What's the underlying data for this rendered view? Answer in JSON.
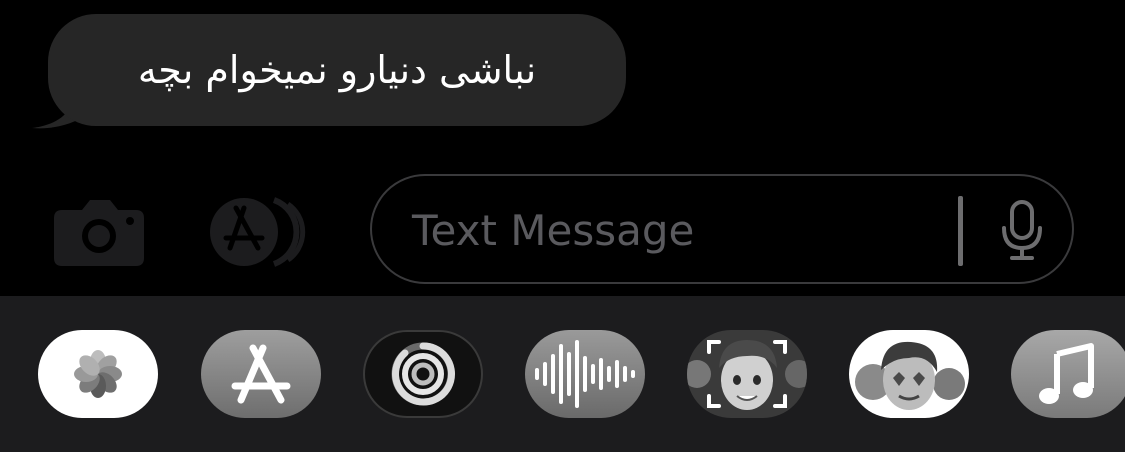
{
  "messages": [
    {
      "direction": "incoming",
      "text": "نباشی دنیارو نمیخوام بچه"
    }
  ],
  "compose": {
    "placeholder": "Text Message",
    "camera_icon": "camera-icon",
    "apps_icon": "app-store-icon",
    "mic_icon": "microphone-icon"
  },
  "app_drawer": {
    "apps": [
      {
        "name": "Photos",
        "icon": "photos-icon"
      },
      {
        "name": "App Store",
        "icon": "app-store-icon"
      },
      {
        "name": "Fitness",
        "icon": "fitness-rings-icon"
      },
      {
        "name": "Audio Message",
        "icon": "waveform-icon"
      },
      {
        "name": "Memoji",
        "icon": "memoji-icon"
      },
      {
        "name": "Memoji Stickers",
        "icon": "memoji-stickers-icon"
      },
      {
        "name": "Music",
        "icon": "music-note-icon"
      }
    ]
  },
  "colors": {
    "background": "#000000",
    "bubble": "#262626",
    "drawer": "#1c1c1e",
    "placeholder": "#5a5a5e"
  }
}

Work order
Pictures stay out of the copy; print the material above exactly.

Solution to the problem
What's the underlying data for this rendered view? Answer in JSON.
{
  "messages": [
    {
      "direction": "incoming",
      "text": "نباشی دنیارو نمیخوام بچه"
    }
  ],
  "compose": {
    "placeholder": "Text Message",
    "camera_icon": "camera-icon",
    "apps_icon": "app-store-icon",
    "mic_icon": "microphone-icon"
  },
  "app_drawer": {
    "apps": [
      {
        "name": "Photos",
        "icon": "photos-icon"
      },
      {
        "name": "App Store",
        "icon": "app-store-icon"
      },
      {
        "name": "Fitness",
        "icon": "fitness-rings-icon"
      },
      {
        "name": "Audio Message",
        "icon": "waveform-icon"
      },
      {
        "name": "Memoji",
        "icon": "memoji-icon"
      },
      {
        "name": "Memoji Stickers",
        "icon": "memoji-stickers-icon"
      },
      {
        "name": "Music",
        "icon": "music-note-icon"
      }
    ]
  },
  "colors": {
    "background": "#000000",
    "bubble": "#262626",
    "drawer": "#1c1c1e",
    "placeholder": "#5a5a5e"
  }
}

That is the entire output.